by George Taniwaki

There are over 6,000 hospitals in the U.S. but only 268 of them offer kidney transplant therapy. Further, these transplant centers tend to be clustered in big cities. For instance, in the Northwestern U.S. which includes Alaska, Washington, Idaho, and Montana, there are only five transplant centers to cover an area of 965,000 square miles (2.5 million sq. km). But they are not broadly distributed. Four of the five are in a single city, Seattle, within a few blocks of each other.

This is very inconvenient for patients and donors who don’t live in or near a big city. However, the answer is not to open more transplant centers in medium or small cities. That’s because organ transplantation is a complex process that involves a lot of specialized skills and coordination with external organizations.

Transplant therapy involves a lot of medical and psychological testing for both the patient and the donor (in the case of live donation). It also involves a lot of record keeping, coordination with an organ procurement organization (in the case of deceased donation), working with dialysis centers, working with the United Network for Organ Sharing (UNOS), and with a variety of other government agencies, medical organizations,  and insurance providers.

Not every hospital can qualify to become a transplant center. And not many hospital administrators would want to commit the time and resources needed to become a transplant center. Further, research shows that better medical outcomes are associated with hospitals that perform a large number of procedures. Thus, patients have a better chance of success at a hospital that performs 100 or more transplant surgeries per year than at one that only performs 20 per year.
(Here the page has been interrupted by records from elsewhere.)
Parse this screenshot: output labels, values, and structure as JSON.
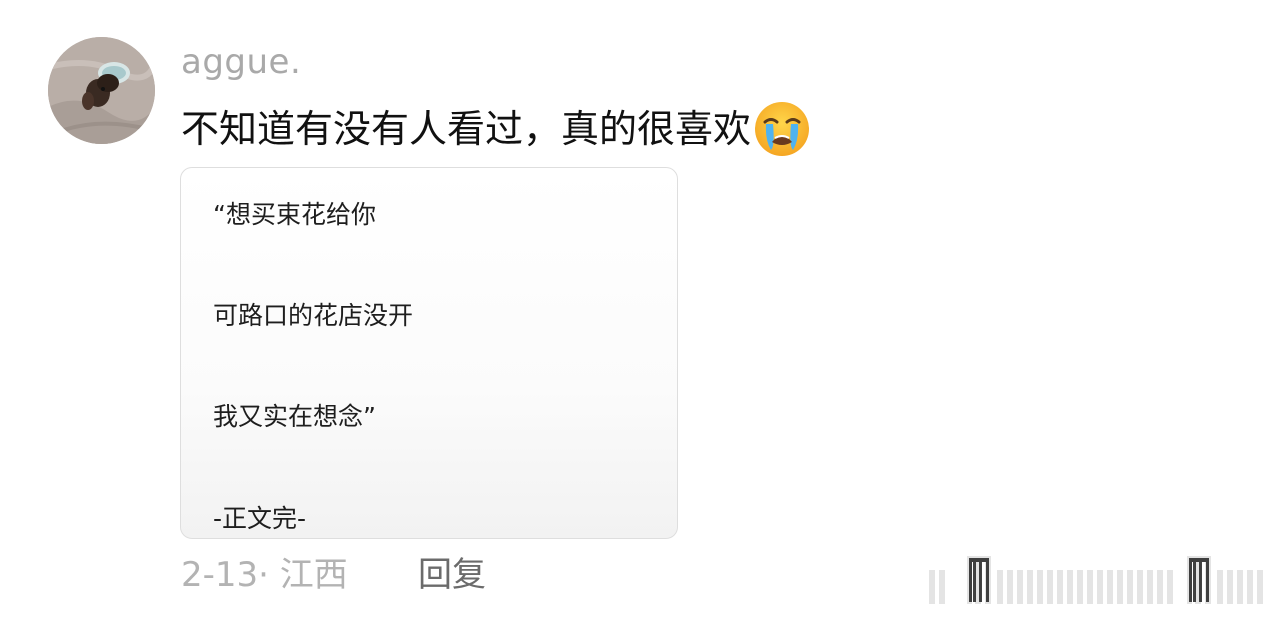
{
  "comment": {
    "username": "aggue.",
    "text": "不知道有没有人看过，真的很喜欢",
    "emoji": "loudly-crying-face",
    "quote_lines": [
      "“想买束花给你",
      "可路口的花店没开",
      "我又实在想念”",
      "-正文完-"
    ],
    "date": "2-13",
    "separator": "·",
    "location": "江西",
    "reply_label": "回复"
  },
  "colors": {
    "username": "#a9a9a9",
    "text": "#111111",
    "meta": "#b3b3b3",
    "reply": "#6b6b6b",
    "card_border": "#dedede"
  }
}
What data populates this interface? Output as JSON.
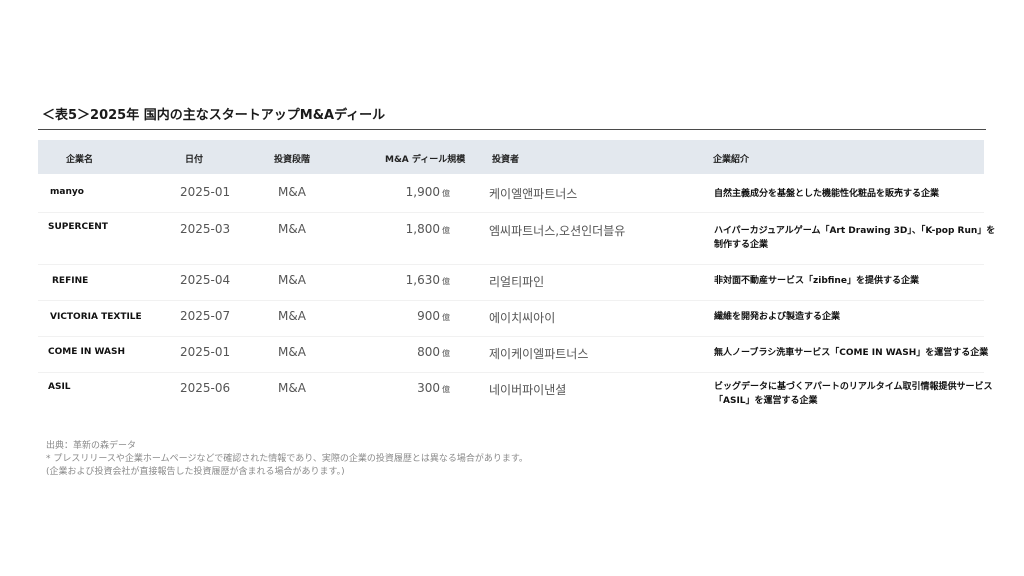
{
  "title": "＜表5＞2025年 国内の主なスタートアップM&Aディール",
  "headers": {
    "company": "企業名",
    "date": "日付",
    "stage": "投資段階",
    "scale": "M&A ディール規模",
    "investor": "投資者",
    "intro": "企業紹介"
  },
  "unit": "億",
  "rows": [
    {
      "company": "manyo",
      "date": "2025-01",
      "stage": "M&A",
      "scale": "1,900",
      "investor": "케이엘앤파트너스",
      "intro": [
        "自然主義成分を基盤とした機能性化粧品を販売する企業"
      ]
    },
    {
      "company": "SUPERCENT",
      "date": "2025-03",
      "stage": "M&A",
      "scale": "1,800",
      "investor": "엠씨파트너스,오션인더블유",
      "intro": [
        "ハイパーカジュアルゲーム「Art Drawing 3D」、「K-pop Run」を",
        "制作する企業"
      ]
    },
    {
      "company": "REFINE",
      "date": "2025-04",
      "stage": "M&A",
      "scale": "1,630",
      "investor": "리얼티파인",
      "intro": [
        "非対面不動産サービス「zibfine」を提供する企業"
      ]
    },
    {
      "company": "VICTORIA TEXTILE",
      "date": "2025-07",
      "stage": "M&A",
      "scale": "900",
      "investor": "에이치씨아이",
      "intro": [
        "繊維を開発および製造する企業"
      ]
    },
    {
      "company": "COME IN WASH",
      "date": "2025-01",
      "stage": "M&A",
      "scale": "800",
      "investor": "제이케이엘파트너스",
      "intro": [
        "無人ノーブラシ洗車サービス「COME IN WASH」を運営する企業"
      ]
    },
    {
      "company": "ASIL",
      "date": "2025-06",
      "stage": "M&A",
      "scale": "300",
      "investor": "네이버파이낸셜",
      "intro": [
        "ビッグデータに基づくアパートのリアルタイム取引情報提供サービス",
        "「ASIL」を運営する企業"
      ]
    }
  ],
  "footer": {
    "source": "出典：革新の森データ",
    "note1": "* プレスリリースや企業ホームページなどで確認された情報であり、実際の企業の投資履歴とは異なる場合があります。",
    "note2": "(企業および投資会社が直接報告した投資履歴が含まれる場合があります。)"
  }
}
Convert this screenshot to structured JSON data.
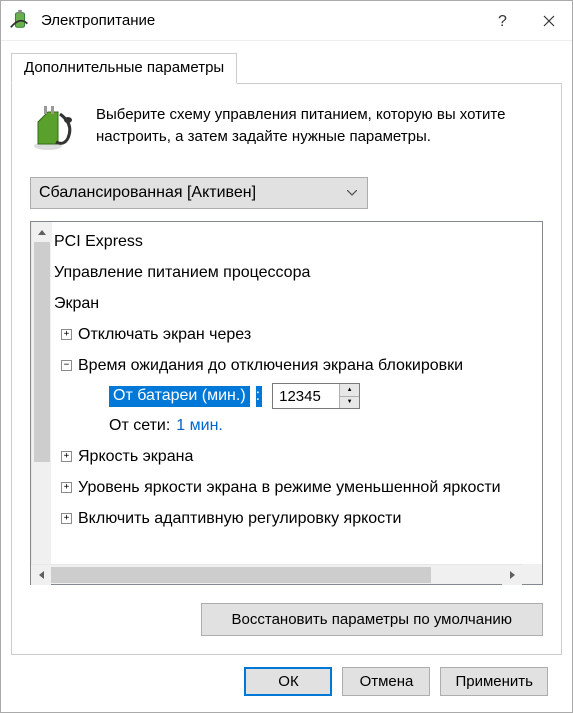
{
  "title": "Электропитание",
  "tab": "Дополнительные параметры",
  "intro": "Выберите схему управления питанием, которую вы хотите настроить, а затем задайте нужные параметры.",
  "scheme": "Сбалансированная [Активен]",
  "tree": {
    "pci": "PCI Express",
    "cpu": "Управление питанием процессора",
    "screen": "Экран",
    "off_after": "Отключать экран через",
    "lock_timeout": "Время ожидания до отключения экрана блокировки",
    "battery_label": "От батареи (мин.)",
    "battery_value": "12345",
    "plugged_label": "От сети:",
    "plugged_value": "1 мин.",
    "brightness": "Яркость экрана",
    "dim_brightness": "Уровень яркости экрана в режиме уменьшенной яркости",
    "adaptive": "Включить адаптивную регулировку яркости"
  },
  "restore": "Восстановить параметры по умолчанию",
  "buttons": {
    "ok": "ОК",
    "cancel": "Отмена",
    "apply": "Применить"
  }
}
A clever solution

Texas is a large state, both in size and population with 33 transplant centers. But as mentioned above, they are not evenly distributed. The city of Laredo, located along the Rio Grande River in south Texas, is the tenth largest city in the state with a population of about 236,000 according to the 2010 U.S. census. Despite the city’s size, it does not have a transplant center.

The nearest cities with transplant centers are San Antonio which has four, Corpus Christi which has one, and McAllen with one. See the map below for the location of all these cities.


Map of Texas. Image from Microsoft

The Laredo Sun Jun 2011 reports that Providence Medical System is partnering with the South Texas Transplant Center in McAllen to open an evaluation center for kidney patients and donors at Providence’s Doctors Hospital in Laredo.

This evaluation center will not perform transplants, but will provide all the necessary patient and donor testing and monitoring services pre- and post-transplant. This will save transplant participants living in or near Laredo from having to travel to McAllen to get evaluated. This can shorten a round-trip driving distance of 250 miles (400 km) for each visit. An evaluation may require several visits for various blood tests, CT scan angiograms, 24 hour urine tests, psychological exams, and post-surgical follow-up examinations. Thus, being able to get the evaluation done closer to home can save many days spent traveling. Even more important, it can help ill patients who find it difficult to travel and people who cannot miss time from work from dropping out of the transplant option entirely. This will increase the number of patients who will pursue transplant therapy, extending their lives and improve their quality of life.

This new hospital partnership helps kidney patients in Laredo get transplants even though that city doesn’t have a transplant center. I hope more transplant centers partner with hospitals in medium-size cities to create evaluation centers to assist these underserved patients and donors. Improved access to health care requires innovative programs like this.